    • We ask many news reporters not to film in the churches.  Most churches broadcast a mass but there is no filming of a persecuted group.


Additional Feedback:
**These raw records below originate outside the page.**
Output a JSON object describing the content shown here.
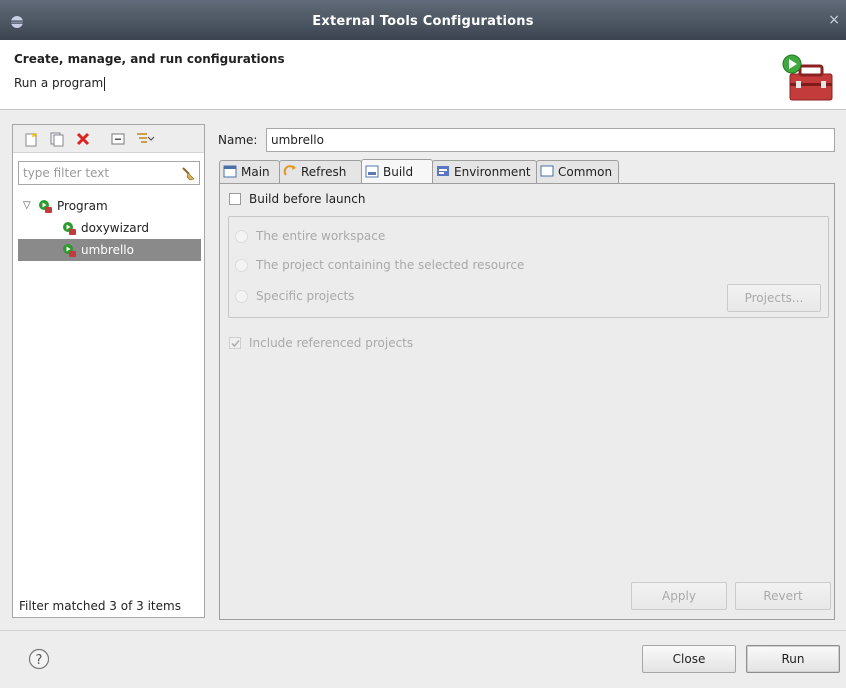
{
  "window": {
    "title": "External Tools Configurations",
    "close_glyph": "×"
  },
  "header": {
    "title": "Create, manage, and run configurations",
    "message": "Run a program"
  },
  "left_panel": {
    "toolbar_icons": [
      "new-configuration-icon",
      "duplicate-icon",
      "delete-icon",
      "collapse-all-icon",
      "filter-icon"
    ],
    "filter_placeholder": "type filter text",
    "tree": [
      {
        "label": "Program",
        "expanded": true,
        "level": 0,
        "selected": false
      },
      {
        "label": "doxywizard",
        "level": 1,
        "selected": false
      },
      {
        "label": "umbrello",
        "level": 1,
        "selected": true
      }
    ],
    "footer": "Filter matched 3 of 3 items"
  },
  "editor": {
    "name_label": "Name:",
    "name_value": "umbrello",
    "tabs": [
      {
        "label": "Main",
        "icon": "main-tab-icon"
      },
      {
        "label": "Refresh",
        "icon": "refresh-icon"
      },
      {
        "label": "Build",
        "icon": "build-icon",
        "active": true
      },
      {
        "label": "Environment",
        "icon": "environment-icon"
      },
      {
        "label": "Common",
        "icon": "common-icon"
      }
    ],
    "build_before_launch": {
      "label": "Build before launch",
      "checked": false
    },
    "scope_options": [
      {
        "label": "The entire workspace",
        "enabled": false
      },
      {
        "label": "The project containing the selected resource",
        "enabled": false
      },
      {
        "label": "Specific projects",
        "enabled": false
      }
    ],
    "projects_button": "Projects...",
    "include_referenced": {
      "label": "Include referenced projects",
      "checked": true,
      "enabled": false
    },
    "apply_button": "Apply",
    "revert_button": "Revert"
  },
  "footer": {
    "help_glyph": "?",
    "close_button": "Close",
    "run_button": "Run"
  }
}
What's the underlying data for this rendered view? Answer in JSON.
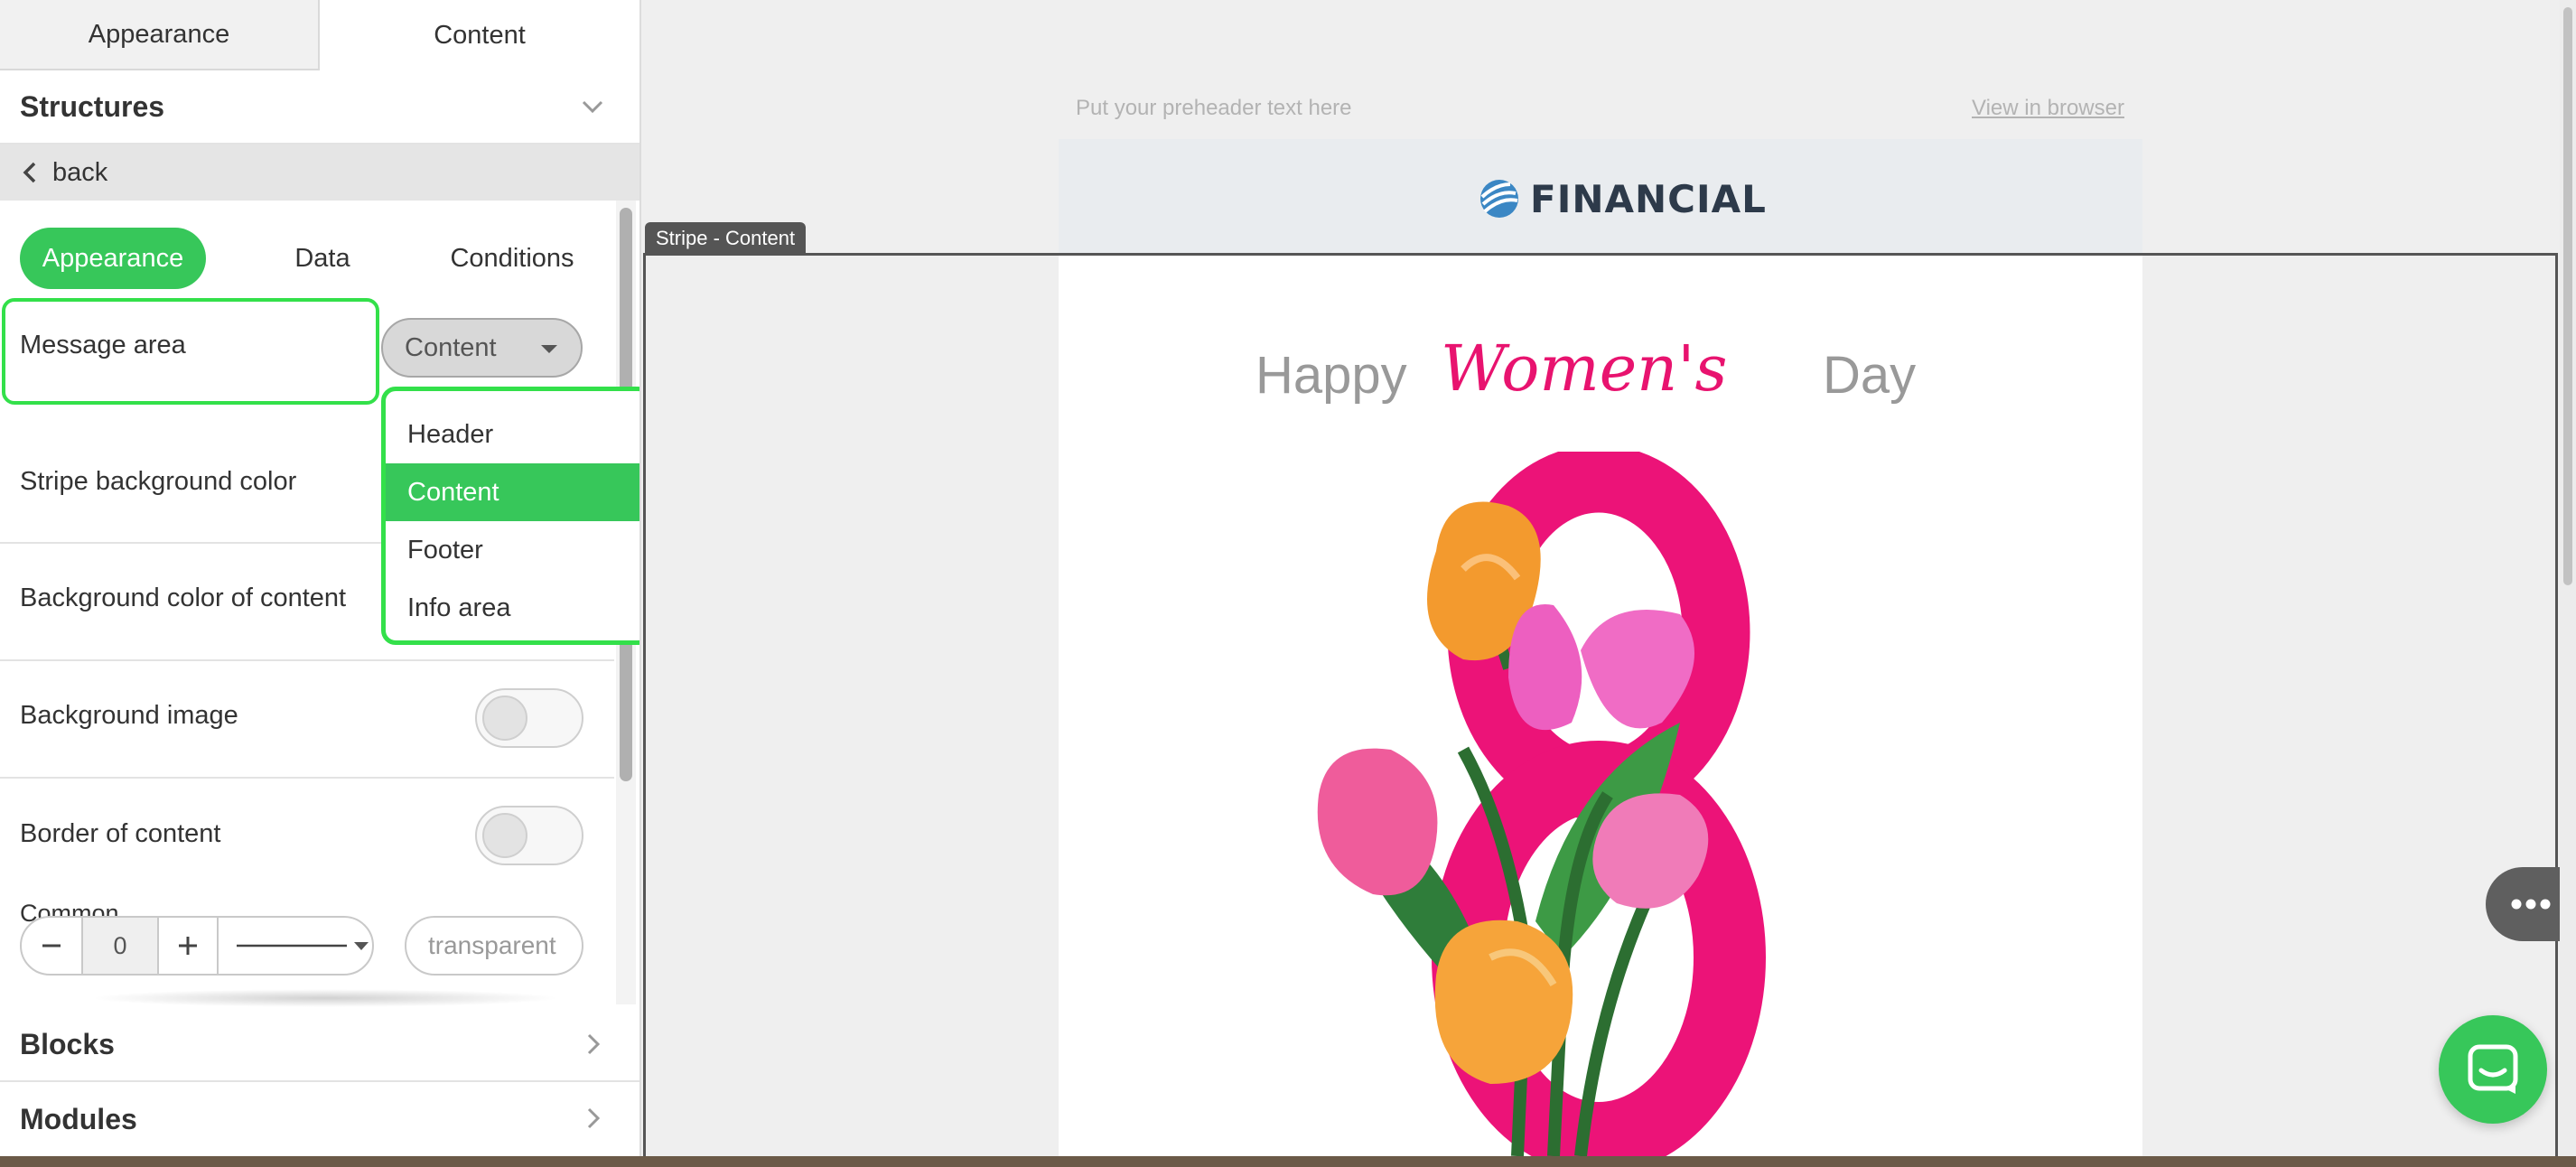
{
  "top_tabs": [
    {
      "label": "Appearance",
      "active": false
    },
    {
      "label": "Content",
      "active": true
    }
  ],
  "structures": {
    "title": "Structures"
  },
  "back": {
    "label": "back"
  },
  "settings_tabs": [
    {
      "label": "Appearance",
      "active": true
    },
    {
      "label": "Data",
      "active": false
    },
    {
      "label": "Conditions",
      "active": false
    }
  ],
  "message_area": {
    "label": "Message area",
    "selected": "Content"
  },
  "dropdown": {
    "options": [
      "Header",
      "Content",
      "Footer",
      "Info area"
    ],
    "selected_index": 1
  },
  "stripe_bg": {
    "label": "Stripe background color"
  },
  "content_bg": {
    "label": "Background color of content"
  },
  "bg_image": {
    "label": "Background image",
    "enabled": false
  },
  "border_content": {
    "label": "Border of content",
    "enabled": false
  },
  "common": {
    "label": "Common",
    "width_value": "0",
    "color_placeholder": "transparent"
  },
  "blocks": {
    "title": "Blocks"
  },
  "modules": {
    "title": "Modules"
  },
  "canvas": {
    "preheader": "Put your preheader text here",
    "view_in_browser": "View in browser",
    "logo_text": "FINANCIAL",
    "stripe_label": "Stripe - Content",
    "headline": {
      "word1": "Happy",
      "word2": "Women's",
      "word3": "Day"
    }
  },
  "colors": {
    "accent": "#37c75a",
    "highlight": "#33e04a",
    "pink": "#e8136f"
  }
}
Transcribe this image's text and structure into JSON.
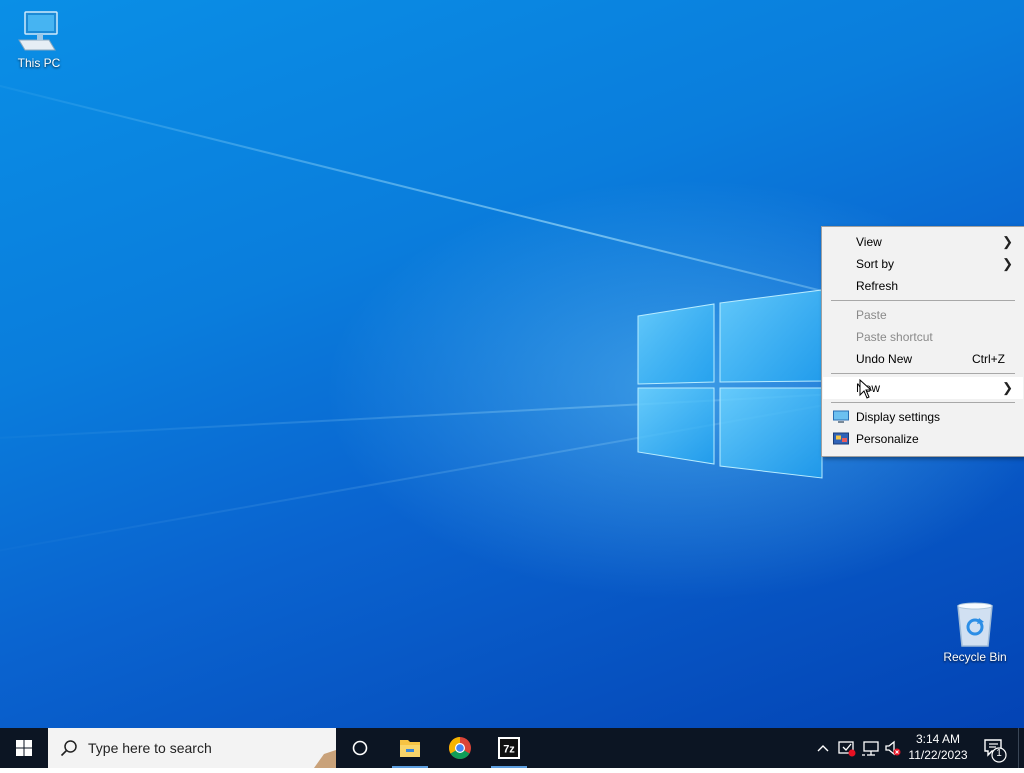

  • With the agencies that already started, how often do the officers forget to turn it on?
    • Like any new tool, there will be a learning period to build up the muscle memory for it to become habit for the officer.  Failure to follow the policy will be addressed.
    • How long can the camera record?
      • It varies but in the RFP was asked for a minimum of record time of 8 hours and a minimum battery life of 12 hours.
      • What if the officer is involved in a big case like a homicide and the camera runs out?
        • We will have spares in case of issues.
        • Will someone like dispatch be watching the camera live?
          • There are some camera that have a live video feed ability.
          • What do the officer feel about the cameras?  Will they be more protected?
            • We have not done a survey yet, but we believe the majority are looking forward to the cameras.  3 Officers present at the meeting agreed.
            • How does the public respond to being videoed?  Does it change behavior?
              • That is something a couple of agencies researched with varying results.
              • Consider finding a vendor with build in GPS for safety.
                • Many of the devices the officers use already have GPS as do many of the camera on the market.
                • Can the cameras be used to recognize people?
                  • No, Oregon law prohibits paring this technology with facial recognition.


Discretionary or Temporary Deactivation: When should the officer have discretion?

      Major Theme Feedback

  • This is going to be trial and error for a while.
  • What about recording a juvenile?


Deactivation: When is an officer allowed to turn off the camera?

      Major Theme Feedback

  • This makes sense.
  • If the event has been recorded, it is easier to hear the conversation especially if there are language issues.


Officer reviewing video: Should officers be allowed to review the video prior to writing a routine report?  What about reviewing the video after a critical incident (Officer Involved Shooting, Use of Force, and In-Custody Death)?

      Major Theme Feedback

  • Critical incidents are very trying and the officer is not going to remember everything.  The video helps.
  • They should be reviewing the video before writing the report, it helps memory.
  • Officers can review their notebooks, why is video any different?  It is a tool.

Additional Feedback

  • The suspect can always ask to see the video through their attorney.
  • In situations where there are mistakes and accidental recordings, can the officer remove them?
    • No, officers will not be able to edit or delete the recordings.


General Feedback:

  • Are you adding additional staff?
  • Why do we need to release videos to the public?
  • We would like a follow-up discussion after the pilot.
  • There may be a language barrier when the officer is informing the community member about the recording.
    • This was discussed during the Muslim Advisory Council.  We will look into a simple language card that explains the cameras in a variety of languages.  The Council will for a small workgroup to help with the language.
    • The Slavic community does not watch local American news or read the paper.  You should hang a flier in Russian language in the local Russian market where everyone will see it.
    • Publish pictures of the officer with the cameras and media to share this.
    • Announce in group this is coming with what it means.